Daniel J. Weiss for the Center for American Progress:
President Barack Obama’s budget proposal for fiscal year 2014 would eliminate $39 billion of special tax breaks for Big Oil companies over the next decade as part of comprehensive business tax reform. These companies earned billions of dollars in recent years due to high oil and gasoline prices and do not need additional support from taxpayers. These tax breaks emerged over the past 100 years to help the then-nascent industry develop, and they relieved the oil and gas industry of $466 billion in tax payments to the federal treasury between 1918 through 2009, according to DBL Investors. Now that the oil and gas industry is fully developed and mature, President Obama’s budget would end this century of largesse.

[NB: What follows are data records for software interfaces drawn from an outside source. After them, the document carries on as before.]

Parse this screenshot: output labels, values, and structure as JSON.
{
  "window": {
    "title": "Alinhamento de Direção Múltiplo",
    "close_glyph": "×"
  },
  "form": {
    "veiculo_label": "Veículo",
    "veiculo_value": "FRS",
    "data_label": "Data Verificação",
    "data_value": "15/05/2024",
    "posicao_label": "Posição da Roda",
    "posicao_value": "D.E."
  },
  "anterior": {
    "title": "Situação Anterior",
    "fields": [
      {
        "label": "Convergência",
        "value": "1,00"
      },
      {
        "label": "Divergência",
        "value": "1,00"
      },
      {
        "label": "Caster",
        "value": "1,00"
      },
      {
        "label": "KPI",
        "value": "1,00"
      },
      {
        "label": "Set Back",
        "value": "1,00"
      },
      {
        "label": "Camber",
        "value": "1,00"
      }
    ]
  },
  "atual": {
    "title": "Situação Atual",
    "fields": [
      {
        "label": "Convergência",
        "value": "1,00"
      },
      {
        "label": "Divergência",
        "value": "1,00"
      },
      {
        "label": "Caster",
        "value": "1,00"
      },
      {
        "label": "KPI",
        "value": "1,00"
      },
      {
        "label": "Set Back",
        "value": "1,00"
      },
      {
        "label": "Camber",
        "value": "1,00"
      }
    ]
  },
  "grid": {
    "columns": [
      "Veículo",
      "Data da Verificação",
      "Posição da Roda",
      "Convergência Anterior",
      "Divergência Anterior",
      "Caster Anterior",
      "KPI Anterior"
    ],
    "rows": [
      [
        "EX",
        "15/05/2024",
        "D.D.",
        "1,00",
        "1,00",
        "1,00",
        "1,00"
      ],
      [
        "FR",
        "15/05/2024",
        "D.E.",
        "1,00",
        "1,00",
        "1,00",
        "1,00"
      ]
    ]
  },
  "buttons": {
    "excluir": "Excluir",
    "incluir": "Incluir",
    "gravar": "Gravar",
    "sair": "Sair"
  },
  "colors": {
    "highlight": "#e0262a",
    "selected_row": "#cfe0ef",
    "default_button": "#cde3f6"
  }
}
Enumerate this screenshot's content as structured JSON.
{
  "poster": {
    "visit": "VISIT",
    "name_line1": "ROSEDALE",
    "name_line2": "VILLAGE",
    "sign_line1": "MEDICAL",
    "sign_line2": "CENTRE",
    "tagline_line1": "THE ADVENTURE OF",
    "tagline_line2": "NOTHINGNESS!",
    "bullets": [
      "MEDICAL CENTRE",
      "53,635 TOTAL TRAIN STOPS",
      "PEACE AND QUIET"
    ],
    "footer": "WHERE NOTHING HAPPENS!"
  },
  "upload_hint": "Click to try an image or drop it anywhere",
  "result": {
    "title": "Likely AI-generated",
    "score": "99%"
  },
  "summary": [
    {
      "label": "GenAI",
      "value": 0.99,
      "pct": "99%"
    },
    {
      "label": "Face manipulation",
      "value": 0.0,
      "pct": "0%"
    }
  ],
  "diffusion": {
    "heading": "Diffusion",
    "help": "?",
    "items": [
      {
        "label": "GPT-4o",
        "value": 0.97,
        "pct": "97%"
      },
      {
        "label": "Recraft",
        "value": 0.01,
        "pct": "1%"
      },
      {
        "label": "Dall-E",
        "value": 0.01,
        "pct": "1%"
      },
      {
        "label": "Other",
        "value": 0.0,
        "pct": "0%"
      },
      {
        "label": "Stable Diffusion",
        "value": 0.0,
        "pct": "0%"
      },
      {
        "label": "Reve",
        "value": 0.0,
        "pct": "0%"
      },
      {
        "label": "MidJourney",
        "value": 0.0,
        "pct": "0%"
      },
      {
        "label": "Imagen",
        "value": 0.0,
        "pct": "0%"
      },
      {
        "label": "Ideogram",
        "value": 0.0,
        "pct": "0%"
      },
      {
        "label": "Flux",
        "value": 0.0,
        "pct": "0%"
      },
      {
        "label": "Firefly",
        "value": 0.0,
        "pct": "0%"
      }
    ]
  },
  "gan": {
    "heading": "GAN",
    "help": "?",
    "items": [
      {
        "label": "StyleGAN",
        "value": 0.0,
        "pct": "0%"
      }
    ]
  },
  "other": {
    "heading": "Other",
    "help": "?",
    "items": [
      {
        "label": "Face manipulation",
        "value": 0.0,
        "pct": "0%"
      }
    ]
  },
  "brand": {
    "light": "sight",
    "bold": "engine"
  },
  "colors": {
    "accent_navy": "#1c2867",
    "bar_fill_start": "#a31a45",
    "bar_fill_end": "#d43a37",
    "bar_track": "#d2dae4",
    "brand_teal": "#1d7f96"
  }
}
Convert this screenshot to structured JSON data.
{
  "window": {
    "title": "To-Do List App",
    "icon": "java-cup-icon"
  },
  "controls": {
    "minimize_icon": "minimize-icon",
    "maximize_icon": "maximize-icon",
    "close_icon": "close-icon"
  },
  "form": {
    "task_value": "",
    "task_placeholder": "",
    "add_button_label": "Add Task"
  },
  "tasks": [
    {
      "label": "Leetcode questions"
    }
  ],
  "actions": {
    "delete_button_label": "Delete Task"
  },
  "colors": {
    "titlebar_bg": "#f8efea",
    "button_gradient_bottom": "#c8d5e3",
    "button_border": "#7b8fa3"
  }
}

The five largest oil companies—BP, Chevron, ConocoPhillips, ExxonMobil, and Shell—earned a combined total of $255 billion in 2011 and 2012, largely a result of higher oil prices. Meanwhile, these companies are producing less oil, have $72 billion in cash reserves, and are using one-quarter of their profits to buy back their own stock to enrich their largest shareholders. (see Table 1) Reuters reported last year that Chevron, ConocoPhillips, and ExxonMobil—the three largest American oil companies—paid half or less of the standard corporate tax rate. President Obama’s budget recognizes that oil companies no longer need tax relief.
In contrast, the House of Representatives would continue to provide tax subsidies for one of the richest industries in the world. It passed an FY 2014 budget authored by Rep. Paul Ryan (R-WI) that retains these existing special tax preferences and provides yet another tax break on top of them. What’s more, the House budget cuts the corporate tax rate by nearly one-third, which would provide more than $2 billion annually in additional tax relief to the five largest oil companies.
Read the rest at American Progress.
Photo: President Barack Obama, accompanied by acting budget director Jeff Zients, speaks about his proposed fiscal 2014 proposed budget, April 10, 2013, in the Rose Garden at the White House in Washington. (Charles Dharapak / AP)